### Data in this exercise
####################

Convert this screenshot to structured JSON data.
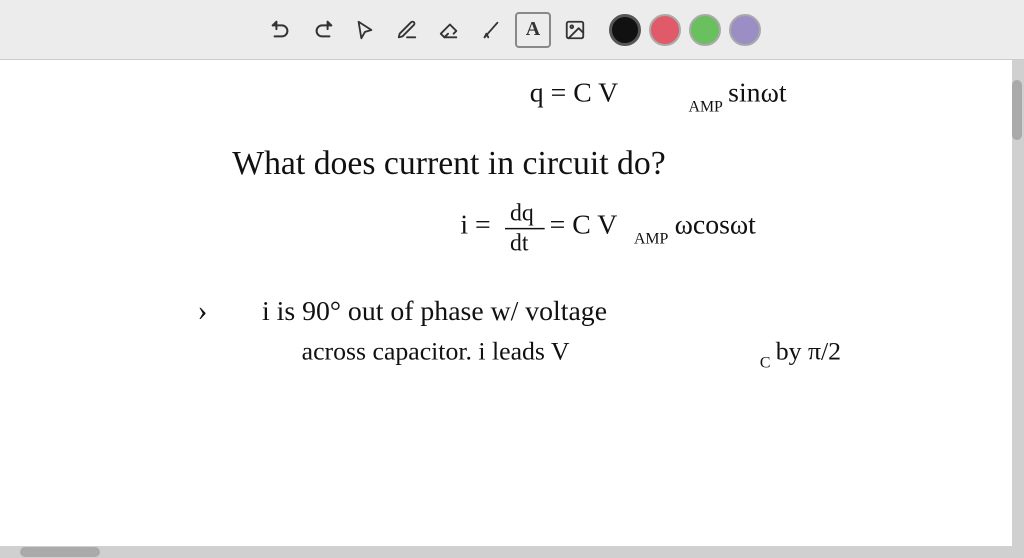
{
  "toolbar": {
    "tools": [
      {
        "name": "undo",
        "icon": "↩",
        "label": "Undo"
      },
      {
        "name": "redo",
        "icon": "↪",
        "label": "Redo"
      },
      {
        "name": "select",
        "icon": "⬆",
        "label": "Select"
      },
      {
        "name": "pen",
        "icon": "✏",
        "label": "Pen"
      },
      {
        "name": "eraser",
        "icon": "✂",
        "label": "Eraser"
      },
      {
        "name": "highlighter",
        "icon": "/",
        "label": "Highlighter"
      },
      {
        "name": "text",
        "icon": "A",
        "label": "Text"
      },
      {
        "name": "image",
        "icon": "🖼",
        "label": "Image"
      }
    ],
    "colors": [
      {
        "name": "black",
        "hex": "#111111",
        "selected": true
      },
      {
        "name": "red",
        "hex": "#e05a6a",
        "selected": false
      },
      {
        "name": "green",
        "hex": "#6abf5e",
        "selected": false
      },
      {
        "name": "purple",
        "hex": "#9b8ec4",
        "selected": false
      }
    ]
  },
  "canvas": {
    "background": "#ffffff",
    "content": {
      "line1": "q = C V_AMP sin ωt",
      "line2": "What does current in circuit do?",
      "line3": "i = dq/dt = C V_AMP ω cos ωt",
      "line4": "> i is 90° out of phase w/ voltage",
      "line5": "across capacitor. i leads V_C by π/2"
    }
  }
}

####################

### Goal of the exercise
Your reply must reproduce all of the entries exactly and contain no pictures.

### Solution to the problem
Convert this screenshot to structured JSON data.
{
  "toolbar": {
    "tools": [
      {
        "name": "undo",
        "icon": "↩",
        "label": "Undo"
      },
      {
        "name": "redo",
        "icon": "↪",
        "label": "Redo"
      },
      {
        "name": "select",
        "icon": "⬆",
        "label": "Select"
      },
      {
        "name": "pen",
        "icon": "✏",
        "label": "Pen"
      },
      {
        "name": "eraser",
        "icon": "✂",
        "label": "Eraser"
      },
      {
        "name": "highlighter",
        "icon": "/",
        "label": "Highlighter"
      },
      {
        "name": "text",
        "icon": "A",
        "label": "Text"
      },
      {
        "name": "image",
        "icon": "🖼",
        "label": "Image"
      }
    ],
    "colors": [
      {
        "name": "black",
        "hex": "#111111",
        "selected": true
      },
      {
        "name": "red",
        "hex": "#e05a6a",
        "selected": false
      },
      {
        "name": "green",
        "hex": "#6abf5e",
        "selected": false
      },
      {
        "name": "purple",
        "hex": "#9b8ec4",
        "selected": false
      }
    ]
  },
  "canvas": {
    "background": "#ffffff",
    "content": {
      "line1": "q = C V_AMP sin ωt",
      "line2": "What does current in circuit do?",
      "line3": "i = dq/dt = C V_AMP ω cos ωt",
      "line4": "> i is 90° out of phase w/ voltage",
      "line5": "across capacitor. i leads V_C by π/2"
    }
  }
}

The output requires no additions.